[WHAT YOU HAVE TO DO] Should an entry contain an image, leave the image out and repeat the entry's text exactly.

[DATASET EXTRACT]

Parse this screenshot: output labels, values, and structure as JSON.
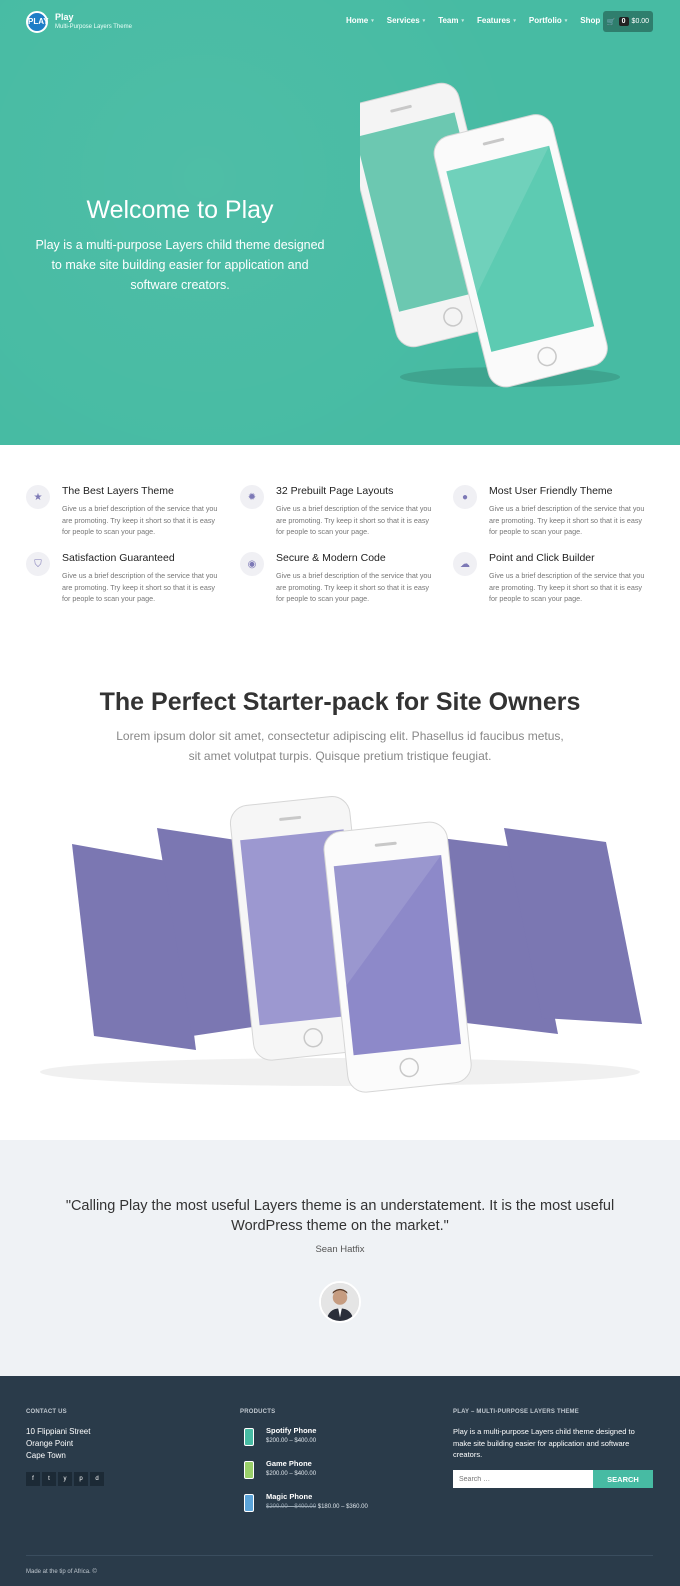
{
  "header": {
    "logo_text": "PLAY",
    "site_title": "Play",
    "tagline": "Multi-Purpose Layers Theme",
    "nav": [
      "Home",
      "Services",
      "Team",
      "Features",
      "Portfolio",
      "Shop"
    ],
    "cart_count": "0",
    "cart_total": "$0.00"
  },
  "hero": {
    "title": "Welcome to Play",
    "description": "Play is a multi-purpose Layers child theme designed to make site building easier for application and software creators.",
    "accent_color": "#47bba3"
  },
  "features": [
    {
      "icon": "star-icon",
      "title": "The Best Layers Theme",
      "desc": "Give us a brief description of the service that you are promoting. Try keep it short so that it is easy for people to scan your page."
    },
    {
      "icon": "gear-icon",
      "title": "32 Prebuilt Page Layouts",
      "desc": "Give us a brief description of the service that you are promoting. Try keep it short so that it is easy for people to scan your page."
    },
    {
      "icon": "user-icon",
      "title": "Most User Friendly Theme",
      "desc": "Give us a brief description of the service that you are promoting. Try keep it short so that it is easy for people to scan your page."
    },
    {
      "icon": "shield-icon",
      "title": "Satisfaction Guaranteed",
      "desc": "Give us a brief description of the service that you are promoting. Try keep it short so that it is easy for people to scan your page."
    },
    {
      "icon": "piggy-bank-icon",
      "title": "Secure & Modern Code",
      "desc": "Give us a brief description of the service that you are promoting. Try keep it short so that it is easy for people to scan your page."
    },
    {
      "icon": "cloud-icon",
      "title": "Point and Click Builder",
      "desc": "Give us a brief description of the service that you are promoting. Try keep it short so that it is easy for people to scan your page."
    }
  ],
  "starter": {
    "title": "The Perfect Starter-pack for Site Owners",
    "description": "Lorem ipsum dolor sit amet, consectetur adipiscing elit. Phasellus id faucibus metus, sit amet volutpat turpis. Quisque pretium tristique feugiat.",
    "accent_color": "#7b77b2"
  },
  "testimonial": {
    "quote": "\"Calling Play the most useful Layers theme is an understatement. It is the most useful WordPress theme on the market.\"",
    "author": "Sean Hatfix"
  },
  "footer": {
    "contact_heading": "CONTACT US",
    "address": [
      "10 Flippiani Street",
      "Orange Point",
      "Cape Town"
    ],
    "socials": [
      "f",
      "t",
      "y",
      "p",
      "d"
    ],
    "products_heading": "PRODUCTS",
    "products": [
      {
        "name": "Spotify Phone",
        "price": "$200.00 – $400.00",
        "old_price": "",
        "color": "#47bba3"
      },
      {
        "name": "Game Phone",
        "price": "$200.00 – $400.00",
        "old_price": "",
        "color": "#9ad06a"
      },
      {
        "name": "Magic Phone",
        "price": "$180.00 – $360.00",
        "old_price": "$200.00 – $400.00",
        "color": "#5ba4d9"
      }
    ],
    "about_heading": "PLAY – MULTI-PURPOSE LAYERS THEME",
    "about_text": "Play is a multi-purpose Layers child theme designed to make site building easier for application and software creators.",
    "search_placeholder": "Search …",
    "search_button": "SEARCH",
    "copyright": "Made at the tip of Africa. ©"
  }
}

[RESPONSE AREA]
Parse this screenshot: output labels, values, and structure as JSON.
{
  "header": {
    "logo_text": "PLAY",
    "site_title": "Play",
    "tagline": "Multi-Purpose Layers Theme",
    "nav": [
      "Home",
      "Services",
      "Team",
      "Features",
      "Portfolio",
      "Shop"
    ],
    "cart_count": "0",
    "cart_total": "$0.00"
  },
  "hero": {
    "title": "Welcome to Play",
    "description": "Play is a multi-purpose Layers child theme designed to make site building easier for application and software creators.",
    "accent_color": "#47bba3"
  },
  "features": [
    {
      "icon": "star-icon",
      "title": "The Best Layers Theme",
      "desc": "Give us a brief description of the service that you are promoting. Try keep it short so that it is easy for people to scan your page."
    },
    {
      "icon": "gear-icon",
      "title": "32 Prebuilt Page Layouts",
      "desc": "Give us a brief description of the service that you are promoting. Try keep it short so that it is easy for people to scan your page."
    },
    {
      "icon": "user-icon",
      "title": "Most User Friendly Theme",
      "desc": "Give us a brief description of the service that you are promoting. Try keep it short so that it is easy for people to scan your page."
    },
    {
      "icon": "shield-icon",
      "title": "Satisfaction Guaranteed",
      "desc": "Give us a brief description of the service that you are promoting. Try keep it short so that it is easy for people to scan your page."
    },
    {
      "icon": "piggy-bank-icon",
      "title": "Secure & Modern Code",
      "desc": "Give us a brief description of the service that you are promoting. Try keep it short so that it is easy for people to scan your page."
    },
    {
      "icon": "cloud-icon",
      "title": "Point and Click Builder",
      "desc": "Give us a brief description of the service that you are promoting. Try keep it short so that it is easy for people to scan your page."
    }
  ],
  "starter": {
    "title": "The Perfect Starter-pack for Site Owners",
    "description": "Lorem ipsum dolor sit amet, consectetur adipiscing elit. Phasellus id faucibus metus, sit amet volutpat turpis. Quisque pretium tristique feugiat.",
    "accent_color": "#7b77b2"
  },
  "testimonial": {
    "quote": "\"Calling Play the most useful Layers theme is an understatement. It is the most useful WordPress theme on the market.\"",
    "author": "Sean Hatfix"
  },
  "footer": {
    "contact_heading": "CONTACT US",
    "address": [
      "10 Flippiani Street",
      "Orange Point",
      "Cape Town"
    ],
    "socials": [
      "f",
      "t",
      "y",
      "p",
      "d"
    ],
    "products_heading": "PRODUCTS",
    "products": [
      {
        "name": "Spotify Phone",
        "price": "$200.00 – $400.00",
        "old_price": "",
        "color": "#47bba3"
      },
      {
        "name": "Game Phone",
        "price": "$200.00 – $400.00",
        "old_price": "",
        "color": "#9ad06a"
      },
      {
        "name": "Magic Phone",
        "price": "$180.00 – $360.00",
        "old_price": "$200.00 – $400.00",
        "color": "#5ba4d9"
      }
    ],
    "about_heading": "PLAY – MULTI-PURPOSE LAYERS THEME",
    "about_text": "Play is a multi-purpose Layers child theme designed to make site building easier for application and software creators.",
    "search_placeholder": "Search …",
    "search_button": "SEARCH",
    "copyright": "Made at the tip of Africa. ©"
  }
}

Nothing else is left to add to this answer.